> EXERCISE BRIEF
What lines of the listing include the string "from"? Show them all.

--

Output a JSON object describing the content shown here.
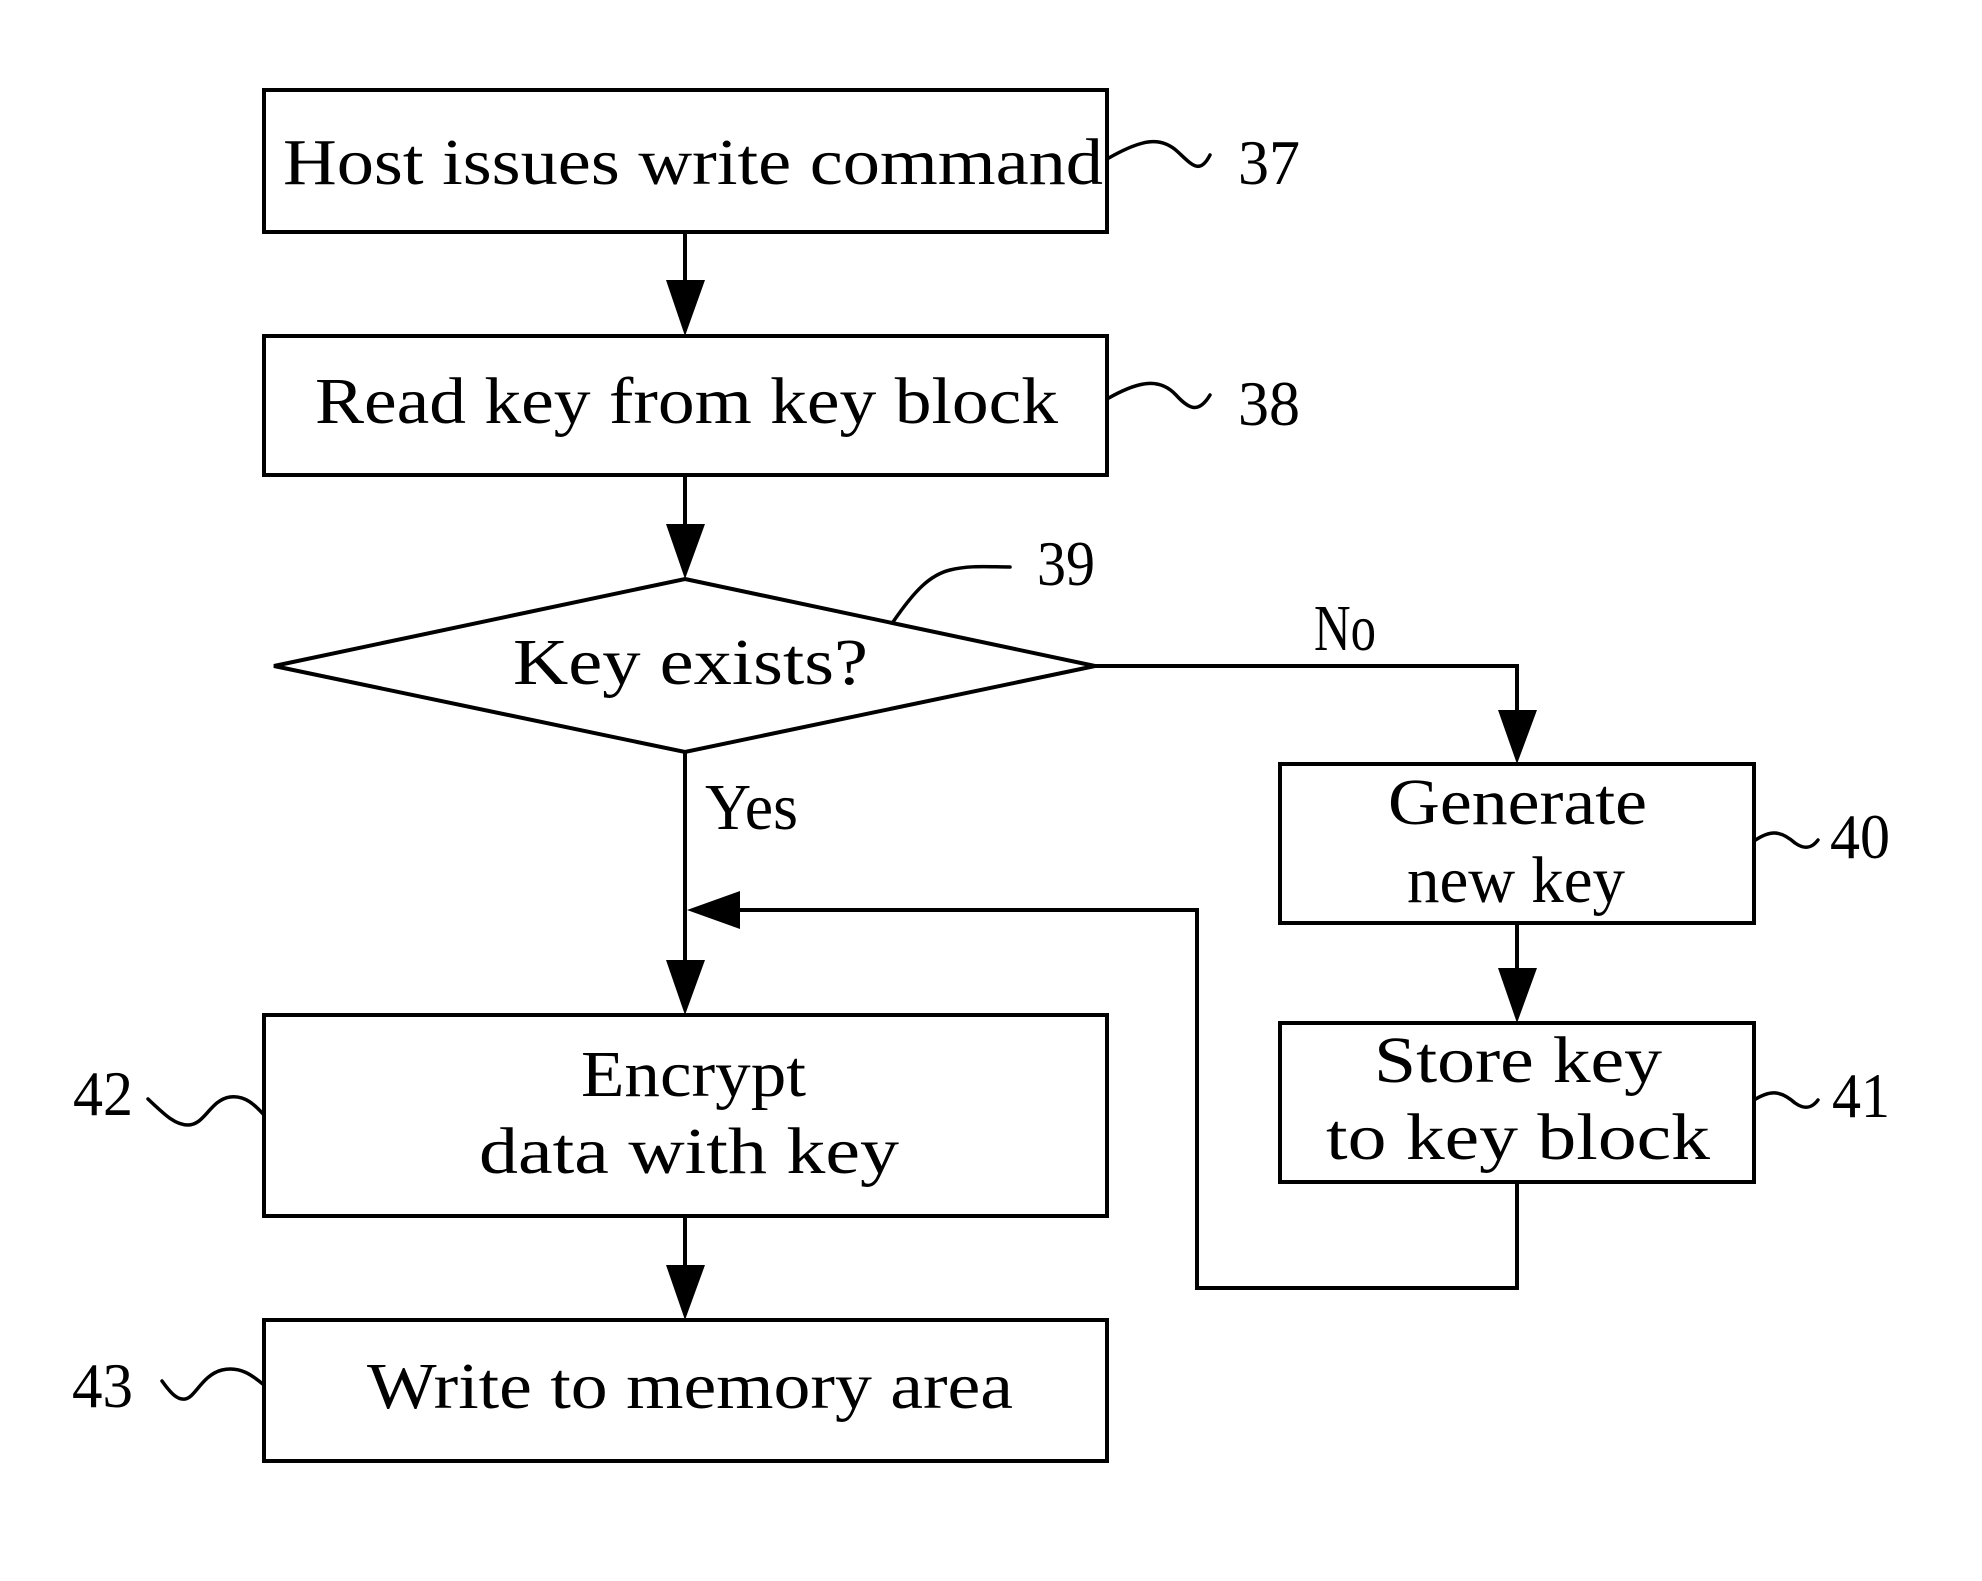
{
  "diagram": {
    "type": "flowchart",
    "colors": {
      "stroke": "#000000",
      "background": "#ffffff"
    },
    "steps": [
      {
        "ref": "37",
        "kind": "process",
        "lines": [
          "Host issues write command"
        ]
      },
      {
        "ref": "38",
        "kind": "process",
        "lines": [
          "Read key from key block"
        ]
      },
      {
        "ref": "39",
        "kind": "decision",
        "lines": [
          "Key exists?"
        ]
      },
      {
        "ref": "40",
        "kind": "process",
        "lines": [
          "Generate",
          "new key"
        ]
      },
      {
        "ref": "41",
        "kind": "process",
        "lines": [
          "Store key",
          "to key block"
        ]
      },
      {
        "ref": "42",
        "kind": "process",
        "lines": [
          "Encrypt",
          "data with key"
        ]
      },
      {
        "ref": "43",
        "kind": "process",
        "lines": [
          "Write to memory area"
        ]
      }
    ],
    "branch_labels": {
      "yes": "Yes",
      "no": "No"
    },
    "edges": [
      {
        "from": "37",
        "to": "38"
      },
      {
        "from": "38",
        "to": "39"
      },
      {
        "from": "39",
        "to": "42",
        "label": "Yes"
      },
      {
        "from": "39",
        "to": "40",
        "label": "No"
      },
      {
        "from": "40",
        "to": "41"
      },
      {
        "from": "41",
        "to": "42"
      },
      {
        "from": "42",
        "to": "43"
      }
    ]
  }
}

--

> ANSWER BELOW
          "Read key from key block"
        "from": "37",
        "from": "38",
        "from": "39",
        "from": "39",
        "from": "40",
        "from": "41",
        "from": "42",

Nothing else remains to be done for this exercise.